I’m going to try my hand at making raw bread from Ani’s book this week, and will keep you posted. It’s for the Sun Burgers on Black Sesame Sunflower Bread that she’s enjoying on the cover of her book. They look and sound incredible! My husband and I figured that since we’re just starting out and testing the waters, we’d compromise with crusts and breads for the most part. In other words, if we want raw pizza, we’ll make the healthiest pizza crust we can find, bake it, and then add raw toppings. Same thing for tart and pie crusts, breads, etc. As we get better at this, maybe we’ll invest in that dehydrator and see what we can do. A side note—Ani’s tart and pie crusts are not dehydrated—just held together with dates and pressed into the pan.
So far, Ani’s book seems to be the best place to start. She rarely uses a dehydrator—very few of her recipes call for one, and we already know we can use our oven. She also has a website, where you can see some of her recipes.
When we left the bookstore, we headed over to our local natural foods store. It was fate. They were serving samples of this raw soup. Who can resist a free sample? It was delicious—cool, creamy, fresh tasting, and had a little crunch from some fresh corn sprinkled over the top. And guess what? They had copies of the recipe, and everything to make it, right there in one place. Of course we picked up everything to make it at home!
This one’s very good for summer meals when you want a little bit of a starter. Serve a small bowl or a pretty little cup of this to guests and I’m sure they’ll love it. I don’t think I could sit and eat a whole bowl of this, though. It’s amazingly creamy and rich for something that has no cream in it! The creaminess comes from raw cashews blended right in, and an avocado. There’s also coconut water in this. Not coconut milk, but water. That’s refreshing on it’s own! And delicious, too.
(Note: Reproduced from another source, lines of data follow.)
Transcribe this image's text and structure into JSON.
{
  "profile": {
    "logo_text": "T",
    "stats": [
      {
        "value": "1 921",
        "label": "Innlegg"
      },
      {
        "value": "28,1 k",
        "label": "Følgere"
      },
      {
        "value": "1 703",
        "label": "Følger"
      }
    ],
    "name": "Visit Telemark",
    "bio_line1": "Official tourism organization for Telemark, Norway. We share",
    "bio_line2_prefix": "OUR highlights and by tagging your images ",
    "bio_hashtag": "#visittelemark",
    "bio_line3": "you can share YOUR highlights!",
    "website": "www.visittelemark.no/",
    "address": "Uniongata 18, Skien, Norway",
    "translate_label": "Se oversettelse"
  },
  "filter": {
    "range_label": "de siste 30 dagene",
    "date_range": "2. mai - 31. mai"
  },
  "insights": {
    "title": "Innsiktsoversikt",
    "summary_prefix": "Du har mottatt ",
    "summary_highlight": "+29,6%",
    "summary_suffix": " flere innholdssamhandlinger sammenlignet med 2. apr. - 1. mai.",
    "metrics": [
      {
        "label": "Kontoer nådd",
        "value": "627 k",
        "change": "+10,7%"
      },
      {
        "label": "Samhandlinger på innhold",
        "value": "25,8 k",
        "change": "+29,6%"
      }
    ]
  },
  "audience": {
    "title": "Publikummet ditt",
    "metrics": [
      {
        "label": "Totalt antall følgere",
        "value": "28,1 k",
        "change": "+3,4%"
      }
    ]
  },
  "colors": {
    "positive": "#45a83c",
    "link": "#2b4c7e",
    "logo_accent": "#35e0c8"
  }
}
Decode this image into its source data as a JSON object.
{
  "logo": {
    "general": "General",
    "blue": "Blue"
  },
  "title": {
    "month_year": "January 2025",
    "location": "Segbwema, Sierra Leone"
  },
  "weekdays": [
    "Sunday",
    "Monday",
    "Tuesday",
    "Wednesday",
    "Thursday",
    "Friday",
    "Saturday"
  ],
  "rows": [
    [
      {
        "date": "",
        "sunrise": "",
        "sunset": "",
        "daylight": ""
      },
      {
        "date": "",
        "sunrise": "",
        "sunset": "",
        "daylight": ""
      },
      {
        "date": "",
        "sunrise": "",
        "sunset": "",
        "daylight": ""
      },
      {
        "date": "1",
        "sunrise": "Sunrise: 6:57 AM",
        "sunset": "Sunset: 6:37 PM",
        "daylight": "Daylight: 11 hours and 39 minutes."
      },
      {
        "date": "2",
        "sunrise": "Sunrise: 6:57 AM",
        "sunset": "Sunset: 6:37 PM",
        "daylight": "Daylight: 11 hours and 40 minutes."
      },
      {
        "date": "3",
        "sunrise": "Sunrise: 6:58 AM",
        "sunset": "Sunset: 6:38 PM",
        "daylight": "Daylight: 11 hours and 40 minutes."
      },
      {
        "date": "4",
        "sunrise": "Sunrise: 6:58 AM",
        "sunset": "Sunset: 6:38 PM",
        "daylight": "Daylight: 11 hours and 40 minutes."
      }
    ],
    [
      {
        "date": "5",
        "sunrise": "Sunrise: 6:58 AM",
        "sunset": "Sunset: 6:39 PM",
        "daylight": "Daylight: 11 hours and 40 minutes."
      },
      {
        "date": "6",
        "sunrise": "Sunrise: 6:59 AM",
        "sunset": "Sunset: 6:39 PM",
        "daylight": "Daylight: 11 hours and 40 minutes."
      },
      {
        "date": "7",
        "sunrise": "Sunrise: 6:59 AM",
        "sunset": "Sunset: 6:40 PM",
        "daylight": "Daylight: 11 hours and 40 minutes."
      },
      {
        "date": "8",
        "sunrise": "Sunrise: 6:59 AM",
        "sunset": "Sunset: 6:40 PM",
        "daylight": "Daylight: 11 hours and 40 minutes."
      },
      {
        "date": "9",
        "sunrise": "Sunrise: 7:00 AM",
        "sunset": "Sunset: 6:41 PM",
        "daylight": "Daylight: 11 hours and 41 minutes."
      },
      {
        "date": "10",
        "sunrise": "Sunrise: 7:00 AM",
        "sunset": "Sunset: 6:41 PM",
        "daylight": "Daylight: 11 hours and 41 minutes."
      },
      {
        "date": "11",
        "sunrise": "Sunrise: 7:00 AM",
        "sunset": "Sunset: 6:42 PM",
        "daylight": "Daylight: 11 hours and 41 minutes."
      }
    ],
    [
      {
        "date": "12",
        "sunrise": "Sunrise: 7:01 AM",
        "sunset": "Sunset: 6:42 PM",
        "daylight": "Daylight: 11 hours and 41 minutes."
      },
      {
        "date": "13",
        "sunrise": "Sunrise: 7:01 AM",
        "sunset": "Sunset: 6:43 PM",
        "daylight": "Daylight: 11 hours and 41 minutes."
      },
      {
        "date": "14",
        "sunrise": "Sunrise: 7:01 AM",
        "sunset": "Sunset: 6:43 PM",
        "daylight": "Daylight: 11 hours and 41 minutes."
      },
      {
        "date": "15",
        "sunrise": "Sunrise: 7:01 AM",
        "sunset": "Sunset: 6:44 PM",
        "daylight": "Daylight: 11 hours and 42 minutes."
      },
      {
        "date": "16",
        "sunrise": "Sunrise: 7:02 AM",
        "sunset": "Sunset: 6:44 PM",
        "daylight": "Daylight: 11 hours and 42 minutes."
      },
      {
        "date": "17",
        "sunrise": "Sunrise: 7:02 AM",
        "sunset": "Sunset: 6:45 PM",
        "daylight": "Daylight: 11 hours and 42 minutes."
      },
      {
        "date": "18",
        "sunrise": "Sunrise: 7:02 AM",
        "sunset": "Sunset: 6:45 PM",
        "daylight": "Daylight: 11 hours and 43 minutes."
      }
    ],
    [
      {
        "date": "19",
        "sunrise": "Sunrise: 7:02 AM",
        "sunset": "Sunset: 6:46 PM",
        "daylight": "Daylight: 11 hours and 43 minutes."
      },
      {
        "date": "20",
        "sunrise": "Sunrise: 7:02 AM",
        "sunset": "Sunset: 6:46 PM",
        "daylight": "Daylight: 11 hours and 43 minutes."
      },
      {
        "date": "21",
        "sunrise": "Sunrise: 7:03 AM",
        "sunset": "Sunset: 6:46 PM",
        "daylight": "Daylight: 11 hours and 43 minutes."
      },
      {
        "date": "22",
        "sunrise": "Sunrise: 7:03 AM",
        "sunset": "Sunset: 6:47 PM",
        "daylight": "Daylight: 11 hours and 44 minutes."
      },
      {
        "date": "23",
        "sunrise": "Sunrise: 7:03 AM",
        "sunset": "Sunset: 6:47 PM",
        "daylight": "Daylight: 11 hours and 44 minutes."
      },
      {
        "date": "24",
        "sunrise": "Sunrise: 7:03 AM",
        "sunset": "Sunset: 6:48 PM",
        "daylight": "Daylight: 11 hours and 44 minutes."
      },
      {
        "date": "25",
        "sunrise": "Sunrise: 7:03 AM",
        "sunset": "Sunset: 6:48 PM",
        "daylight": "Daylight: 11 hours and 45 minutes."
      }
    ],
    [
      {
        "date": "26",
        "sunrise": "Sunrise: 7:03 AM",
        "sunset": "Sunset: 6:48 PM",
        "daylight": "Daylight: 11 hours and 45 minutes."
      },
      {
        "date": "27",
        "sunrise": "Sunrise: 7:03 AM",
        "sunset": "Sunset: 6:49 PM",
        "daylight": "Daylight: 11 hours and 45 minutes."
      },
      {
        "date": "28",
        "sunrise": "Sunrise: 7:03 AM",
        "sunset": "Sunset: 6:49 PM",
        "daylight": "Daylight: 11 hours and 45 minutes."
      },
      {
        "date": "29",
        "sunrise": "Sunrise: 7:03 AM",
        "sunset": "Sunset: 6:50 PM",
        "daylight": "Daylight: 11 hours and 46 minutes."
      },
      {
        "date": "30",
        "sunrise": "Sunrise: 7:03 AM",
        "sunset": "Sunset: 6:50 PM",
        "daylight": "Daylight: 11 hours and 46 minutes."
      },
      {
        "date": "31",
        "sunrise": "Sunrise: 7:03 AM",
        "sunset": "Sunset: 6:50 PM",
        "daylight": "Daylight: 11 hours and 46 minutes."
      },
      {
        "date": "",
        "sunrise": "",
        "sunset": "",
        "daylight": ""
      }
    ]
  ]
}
Every single ingredient in this recipe, except for the raw cashews, can be found at my local grocery chain. In fact, many of them were cheaper there than at the natural foods store. It’s all trial and error. Also—I think you could easily warm this soup up if you prefer!
Raw Cream of Asparagus Soup
Makes 4 servings
1 bunch raw asparagus
1 ripe avocado
1 liter coconut water
1 cup raw cashews
1/4 cup fresh dill
juice of one lemon
1 tsp tamari
2 cloves garlic
1/2 tsp black pepper
1 ear fresh corn, with corn removed
Add all ingredients except corn to blender.
(If it's too much to fit all at once, do it in two batches and mix together.)
Blend until smooth or desired texture.
Top with fresh corn and serve.
Another benefit of raw cooking? For the most part, it’s pretty quick. This one was, anyway. Keep an eye out for more recipes like this one, raw and uncooked. But don’t worry, there’s still meat in the freezer, and bread in the oven, hehe. Baby steps.